■ Instructions to follow: Please write every entry out again, exactly as it reads below.

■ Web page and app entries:

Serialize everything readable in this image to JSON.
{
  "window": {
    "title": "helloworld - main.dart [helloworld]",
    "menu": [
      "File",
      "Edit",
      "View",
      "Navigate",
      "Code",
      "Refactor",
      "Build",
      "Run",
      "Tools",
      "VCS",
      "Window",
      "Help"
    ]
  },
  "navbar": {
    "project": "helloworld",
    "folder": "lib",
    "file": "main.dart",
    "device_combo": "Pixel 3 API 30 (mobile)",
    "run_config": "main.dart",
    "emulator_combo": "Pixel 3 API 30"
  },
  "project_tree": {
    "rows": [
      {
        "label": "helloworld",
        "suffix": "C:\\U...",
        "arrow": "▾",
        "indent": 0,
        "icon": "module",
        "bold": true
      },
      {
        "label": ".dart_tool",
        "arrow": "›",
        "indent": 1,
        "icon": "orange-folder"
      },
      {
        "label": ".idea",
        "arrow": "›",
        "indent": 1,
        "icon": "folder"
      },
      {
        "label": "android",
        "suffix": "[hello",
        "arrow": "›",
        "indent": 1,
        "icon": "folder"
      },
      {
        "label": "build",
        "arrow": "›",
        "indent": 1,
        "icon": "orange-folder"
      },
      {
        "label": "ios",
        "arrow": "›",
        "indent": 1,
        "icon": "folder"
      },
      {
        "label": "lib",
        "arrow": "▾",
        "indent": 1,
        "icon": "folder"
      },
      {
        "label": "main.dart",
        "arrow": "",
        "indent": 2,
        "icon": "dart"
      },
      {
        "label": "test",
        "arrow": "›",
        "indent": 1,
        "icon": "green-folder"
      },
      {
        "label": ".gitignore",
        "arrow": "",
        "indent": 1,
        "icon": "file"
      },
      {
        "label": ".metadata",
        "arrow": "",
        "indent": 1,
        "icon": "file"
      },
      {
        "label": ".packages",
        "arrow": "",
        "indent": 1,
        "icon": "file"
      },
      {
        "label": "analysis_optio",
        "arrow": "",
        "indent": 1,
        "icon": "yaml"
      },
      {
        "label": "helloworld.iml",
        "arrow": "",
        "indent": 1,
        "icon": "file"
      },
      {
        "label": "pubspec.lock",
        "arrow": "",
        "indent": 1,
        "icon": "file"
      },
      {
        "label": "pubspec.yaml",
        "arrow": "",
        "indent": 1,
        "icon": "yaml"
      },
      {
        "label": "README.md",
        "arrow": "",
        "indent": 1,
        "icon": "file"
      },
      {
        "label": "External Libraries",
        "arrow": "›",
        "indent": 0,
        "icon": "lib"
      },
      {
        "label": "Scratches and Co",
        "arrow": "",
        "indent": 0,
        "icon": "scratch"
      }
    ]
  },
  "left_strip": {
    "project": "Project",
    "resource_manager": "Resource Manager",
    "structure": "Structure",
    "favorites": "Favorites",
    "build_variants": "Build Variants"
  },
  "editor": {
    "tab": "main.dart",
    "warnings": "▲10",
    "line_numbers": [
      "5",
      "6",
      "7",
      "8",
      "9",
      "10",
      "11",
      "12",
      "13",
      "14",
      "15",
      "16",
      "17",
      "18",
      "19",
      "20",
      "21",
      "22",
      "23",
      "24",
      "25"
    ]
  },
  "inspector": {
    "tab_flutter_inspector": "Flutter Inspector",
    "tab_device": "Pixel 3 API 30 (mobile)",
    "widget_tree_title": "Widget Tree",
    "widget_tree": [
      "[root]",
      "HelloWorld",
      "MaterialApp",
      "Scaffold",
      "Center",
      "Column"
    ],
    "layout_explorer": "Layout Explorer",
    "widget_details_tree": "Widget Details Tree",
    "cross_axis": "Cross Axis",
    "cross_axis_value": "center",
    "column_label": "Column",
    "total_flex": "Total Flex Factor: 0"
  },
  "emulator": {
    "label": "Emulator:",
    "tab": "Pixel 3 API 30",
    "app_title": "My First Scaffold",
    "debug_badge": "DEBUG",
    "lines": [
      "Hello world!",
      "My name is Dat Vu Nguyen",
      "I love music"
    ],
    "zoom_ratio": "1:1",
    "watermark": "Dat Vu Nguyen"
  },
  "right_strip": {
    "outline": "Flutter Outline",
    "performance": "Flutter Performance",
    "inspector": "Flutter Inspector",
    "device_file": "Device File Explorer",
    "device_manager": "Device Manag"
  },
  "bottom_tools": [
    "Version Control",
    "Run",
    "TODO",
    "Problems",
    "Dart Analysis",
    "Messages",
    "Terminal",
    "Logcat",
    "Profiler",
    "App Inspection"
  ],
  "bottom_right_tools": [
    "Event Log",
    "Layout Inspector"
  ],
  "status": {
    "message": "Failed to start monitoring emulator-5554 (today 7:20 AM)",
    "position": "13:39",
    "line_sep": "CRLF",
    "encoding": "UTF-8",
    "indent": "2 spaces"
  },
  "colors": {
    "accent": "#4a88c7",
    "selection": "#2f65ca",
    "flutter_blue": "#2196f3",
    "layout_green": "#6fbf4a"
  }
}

■ Solution to this task:
Serialize everything readable in this image to JSON.
{
  "window": {
    "title": "helloworld - main.dart [helloworld]",
    "menu": [
      "File",
      "Edit",
      "View",
      "Navigate",
      "Code",
      "Refactor",
      "Build",
      "Run",
      "Tools",
      "VCS",
      "Window",
      "Help"
    ]
  },
  "navbar": {
    "project": "helloworld",
    "folder": "lib",
    "file": "main.dart",
    "device_combo": "Pixel 3 API 30 (mobile)",
    "run_config": "main.dart",
    "emulator_combo": "Pixel 3 API 30"
  },
  "project_tree": {
    "rows": [
      {
        "label": "helloworld",
        "suffix": "C:\\U...",
        "arrow": "▾",
        "indent": 0,
        "icon": "module",
        "bold": true
      },
      {
        "label": ".dart_tool",
        "arrow": "›",
        "indent": 1,
        "icon": "orange-folder"
      },
      {
        "label": ".idea",
        "arrow": "›",
        "indent": 1,
        "icon": "folder"
      },
      {
        "label": "android",
        "suffix": "[hello",
        "arrow": "›",
        "indent": 1,
        "icon": "folder"
      },
      {
        "label": "build",
        "arrow": "›",
        "indent": 1,
        "icon": "orange-folder"
      },
      {
        "label": "ios",
        "arrow": "›",
        "indent": 1,
        "icon": "folder"
      },
      {
        "label": "lib",
        "arrow": "▾",
        "indent": 1,
        "icon": "folder"
      },
      {
        "label": "main.dart",
        "arrow": "",
        "indent": 2,
        "icon": "dart"
      },
      {
        "label": "test",
        "arrow": "›",
        "indent": 1,
        "icon": "green-folder"
      },
      {
        "label": ".gitignore",
        "arrow": "",
        "indent": 1,
        "icon": "file"
      },
      {
        "label": ".metadata",
        "arrow": "",
        "indent": 1,
        "icon": "file"
      },
      {
        "label": ".packages",
        "arrow": "",
        "indent": 1,
        "icon": "file"
      },
      {
        "label": "analysis_optio",
        "arrow": "",
        "indent": 1,
        "icon": "yaml"
      },
      {
        "label": "helloworld.iml",
        "arrow": "",
        "indent": 1,
        "icon": "file"
      },
      {
        "label": "pubspec.lock",
        "arrow": "",
        "indent": 1,
        "icon": "file"
      },
      {
        "label": "pubspec.yaml",
        "arrow": "",
        "indent": 1,
        "icon": "yaml"
      },
      {
        "label": "README.md",
        "arrow": "",
        "indent": 1,
        "icon": "file"
      },
      {
        "label": "External Libraries",
        "arrow": "›",
        "indent": 0,
        "icon": "lib"
      },
      {
        "label": "Scratches and Co",
        "arrow": "",
        "indent": 0,
        "icon": "scratch"
      }
    ]
  },
  "left_strip": {
    "project": "Project",
    "resource_manager": "Resource Manager",
    "structure": "Structure",
    "favorites": "Favorites",
    "build_variants": "Build Variants"
  },
  "editor": {
    "tab": "main.dart",
    "warnings": "▲10",
    "line_numbers": [
      "5",
      "6",
      "7",
      "8",
      "9",
      "10",
      "11",
      "12",
      "13",
      "14",
      "15",
      "16",
      "17",
      "18",
      "19",
      "20",
      "21",
      "22",
      "23",
      "24",
      "25"
    ]
  },
  "inspector": {
    "tab_flutter_inspector": "Flutter Inspector",
    "tab_device": "Pixel 3 API 30 (mobile)",
    "widget_tree_title": "Widget Tree",
    "widget_tree": [
      "[root]",
      "HelloWorld",
      "MaterialApp",
      "Scaffold",
      "Center",
      "Column"
    ],
    "layout_explorer": "Layout Explorer",
    "widget_details_tree": "Widget Details Tree",
    "cross_axis": "Cross Axis",
    "cross_axis_value": "center",
    "column_label": "Column",
    "total_flex": "Total Flex Factor: 0"
  },
  "emulator": {
    "label": "Emulator:",
    "tab": "Pixel 3 API 30",
    "app_title": "My First Scaffold",
    "debug_badge": "DEBUG",
    "lines": [
      "Hello world!",
      "My name is Dat Vu Nguyen",
      "I love music"
    ],
    "zoom_ratio": "1:1",
    "watermark": "Dat Vu Nguyen"
  },
  "right_strip": {
    "outline": "Flutter Outline",
    "performance": "Flutter Performance",
    "inspector": "Flutter Inspector",
    "device_file": "Device File Explorer",
    "device_manager": "Device Manag"
  },
  "bottom_tools": [
    "Version Control",
    "Run",
    "TODO",
    "Problems",
    "Dart Analysis",
    "Messages",
    "Terminal",
    "Logcat",
    "Profiler",
    "App Inspection"
  ],
  "bottom_right_tools": [
    "Event Log",
    "Layout Inspector"
  ],
  "status": {
    "message": "Failed to start monitoring emulator-5554 (today 7:20 AM)",
    "position": "13:39",
    "line_sep": "CRLF",
    "encoding": "UTF-8",
    "indent": "2 spaces"
  },
  "colors": {
    "accent": "#4a88c7",
    "selection": "#2f65ca",
    "flutter_blue": "#2196f3",
    "layout_green": "#6fbf4a"
  }
}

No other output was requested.